BRIEF => The reply should contain every line of the data, repeated exactly, and no pictures.

App and web page records

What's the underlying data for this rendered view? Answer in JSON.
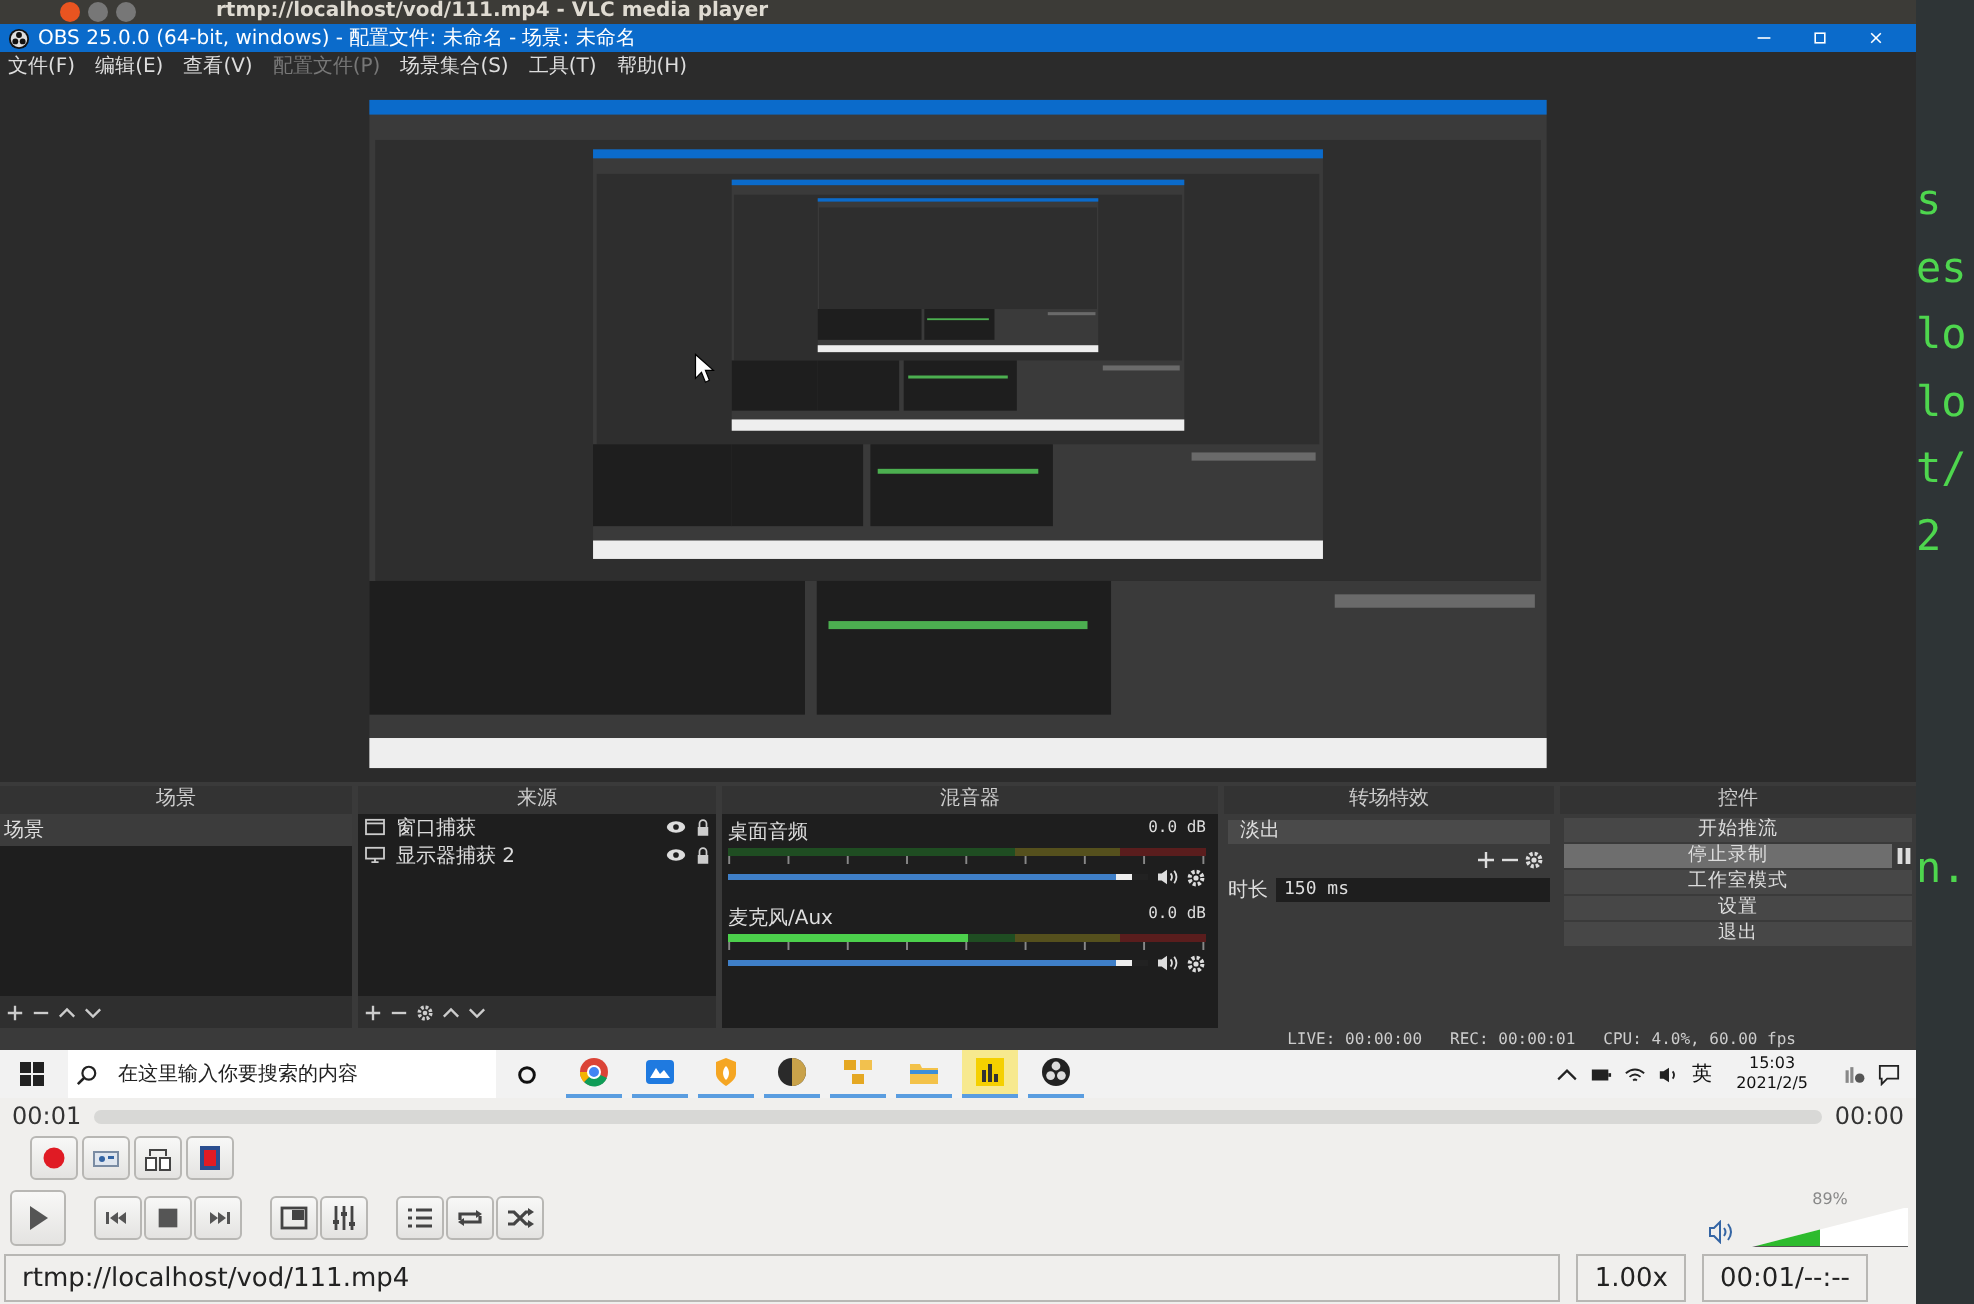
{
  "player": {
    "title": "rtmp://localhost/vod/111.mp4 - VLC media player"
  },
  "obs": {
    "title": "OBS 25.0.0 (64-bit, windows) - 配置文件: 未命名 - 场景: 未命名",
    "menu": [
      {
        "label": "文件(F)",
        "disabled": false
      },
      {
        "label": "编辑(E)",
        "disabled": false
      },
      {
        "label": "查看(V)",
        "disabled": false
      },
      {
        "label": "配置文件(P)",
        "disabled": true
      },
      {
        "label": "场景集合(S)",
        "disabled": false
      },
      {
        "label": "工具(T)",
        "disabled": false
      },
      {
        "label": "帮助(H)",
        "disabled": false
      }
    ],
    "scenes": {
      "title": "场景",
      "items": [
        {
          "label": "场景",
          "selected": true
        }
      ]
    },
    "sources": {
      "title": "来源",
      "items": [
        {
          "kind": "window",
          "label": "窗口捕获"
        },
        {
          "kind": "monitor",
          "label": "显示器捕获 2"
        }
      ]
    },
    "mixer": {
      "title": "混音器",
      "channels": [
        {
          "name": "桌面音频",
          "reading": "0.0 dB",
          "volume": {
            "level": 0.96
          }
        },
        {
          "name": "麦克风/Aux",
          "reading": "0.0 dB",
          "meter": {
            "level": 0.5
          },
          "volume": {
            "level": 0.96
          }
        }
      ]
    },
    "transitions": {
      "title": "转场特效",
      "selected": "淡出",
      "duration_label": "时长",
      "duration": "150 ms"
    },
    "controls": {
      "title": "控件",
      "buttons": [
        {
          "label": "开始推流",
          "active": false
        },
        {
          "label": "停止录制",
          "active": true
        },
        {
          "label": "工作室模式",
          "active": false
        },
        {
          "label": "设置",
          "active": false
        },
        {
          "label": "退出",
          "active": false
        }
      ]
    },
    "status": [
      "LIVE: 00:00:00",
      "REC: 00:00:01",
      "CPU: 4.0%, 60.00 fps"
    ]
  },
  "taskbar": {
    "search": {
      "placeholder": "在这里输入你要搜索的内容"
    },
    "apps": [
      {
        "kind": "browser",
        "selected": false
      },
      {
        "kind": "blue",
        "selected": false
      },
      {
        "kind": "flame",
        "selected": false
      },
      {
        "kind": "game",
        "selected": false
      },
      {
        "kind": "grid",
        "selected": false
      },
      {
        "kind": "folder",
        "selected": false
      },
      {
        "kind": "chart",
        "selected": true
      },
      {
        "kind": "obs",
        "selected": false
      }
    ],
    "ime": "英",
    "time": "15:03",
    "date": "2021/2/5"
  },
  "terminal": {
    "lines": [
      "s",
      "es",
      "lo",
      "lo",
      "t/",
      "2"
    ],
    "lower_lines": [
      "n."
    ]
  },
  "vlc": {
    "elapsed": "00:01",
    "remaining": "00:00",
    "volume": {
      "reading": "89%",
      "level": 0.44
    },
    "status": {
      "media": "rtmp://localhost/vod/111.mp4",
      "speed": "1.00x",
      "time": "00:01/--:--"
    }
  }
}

OUTPUT BELOW =>
What's the underlying data for this rendered view? Answer in JSON.
{
  "player": {
    "title": "rtmp://localhost/vod/111.mp4 - VLC media player"
  },
  "obs": {
    "title": "OBS 25.0.0 (64-bit, windows) - 配置文件: 未命名 - 场景: 未命名",
    "menu": [
      {
        "label": "文件(F)",
        "disabled": false
      },
      {
        "label": "编辑(E)",
        "disabled": false
      },
      {
        "label": "查看(V)",
        "disabled": false
      },
      {
        "label": "配置文件(P)",
        "disabled": true
      },
      {
        "label": "场景集合(S)",
        "disabled": false
      },
      {
        "label": "工具(T)",
        "disabled": false
      },
      {
        "label": "帮助(H)",
        "disabled": false
      }
    ],
    "scenes": {
      "title": "场景",
      "items": [
        {
          "label": "场景",
          "selected": true
        }
      ]
    },
    "sources": {
      "title": "来源",
      "items": [
        {
          "kind": "window",
          "label": "窗口捕获"
        },
        {
          "kind": "monitor",
          "label": "显示器捕获 2"
        }
      ]
    },
    "mixer": {
      "title": "混音器",
      "channels": [
        {
          "name": "桌面音频",
          "reading": "0.0 dB",
          "volume": {
            "level": 0.96
          }
        },
        {
          "name": "麦克风/Aux",
          "reading": "0.0 dB",
          "meter": {
            "level": 0.5
          },
          "volume": {
            "level": 0.96
          }
        }
      ]
    },
    "transitions": {
      "title": "转场特效",
      "selected": "淡出",
      "duration_label": "时长",
      "duration": "150 ms"
    },
    "controls": {
      "title": "控件",
      "buttons": [
        {
          "label": "开始推流",
          "active": false
        },
        {
          "label": "停止录制",
          "active": true
        },
        {
          "label": "工作室模式",
          "active": false
        },
        {
          "label": "设置",
          "active": false
        },
        {
          "label": "退出",
          "active": false
        }
      ]
    },
    "status": [
      "LIVE: 00:00:00",
      "REC: 00:00:01",
      "CPU: 4.0%, 60.00 fps"
    ]
  },
  "taskbar": {
    "search": {
      "placeholder": "在这里输入你要搜索的内容"
    },
    "apps": [
      {
        "kind": "browser",
        "selected": false
      },
      {
        "kind": "blue",
        "selected": false
      },
      {
        "kind": "flame",
        "selected": false
      },
      {
        "kind": "game",
        "selected": false
      },
      {
        "kind": "grid",
        "selected": false
      },
      {
        "kind": "folder",
        "selected": false
      },
      {
        "kind": "chart",
        "selected": true
      },
      {
        "kind": "obs",
        "selected": false
      }
    ],
    "ime": "英",
    "time": "15:03",
    "date": "2021/2/5"
  },
  "terminal": {
    "lines": [
      "s",
      "es",
      "lo",
      "lo",
      "t/",
      "2"
    ],
    "lower_lines": [
      "n."
    ]
  },
  "vlc": {
    "elapsed": "00:01",
    "remaining": "00:00",
    "volume": {
      "reading": "89%",
      "level": 0.44
    },
    "status": {
      "media": "rtmp://localhost/vod/111.mp4",
      "speed": "1.00x",
      "time": "00:01/--:--"
    }
  }
}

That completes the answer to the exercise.